Record set:
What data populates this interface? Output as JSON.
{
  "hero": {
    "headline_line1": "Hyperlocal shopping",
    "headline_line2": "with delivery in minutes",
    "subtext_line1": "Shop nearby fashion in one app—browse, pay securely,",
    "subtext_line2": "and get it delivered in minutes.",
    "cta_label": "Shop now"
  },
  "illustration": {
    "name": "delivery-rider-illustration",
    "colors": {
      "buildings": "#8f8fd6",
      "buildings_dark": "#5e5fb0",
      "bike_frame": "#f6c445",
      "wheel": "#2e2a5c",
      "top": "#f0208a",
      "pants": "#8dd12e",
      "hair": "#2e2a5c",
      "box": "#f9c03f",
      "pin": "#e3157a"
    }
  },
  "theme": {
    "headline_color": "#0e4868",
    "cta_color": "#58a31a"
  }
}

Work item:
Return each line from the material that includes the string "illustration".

Written answer:
  "illustration": {
    "name": "delivery-rider-illustration",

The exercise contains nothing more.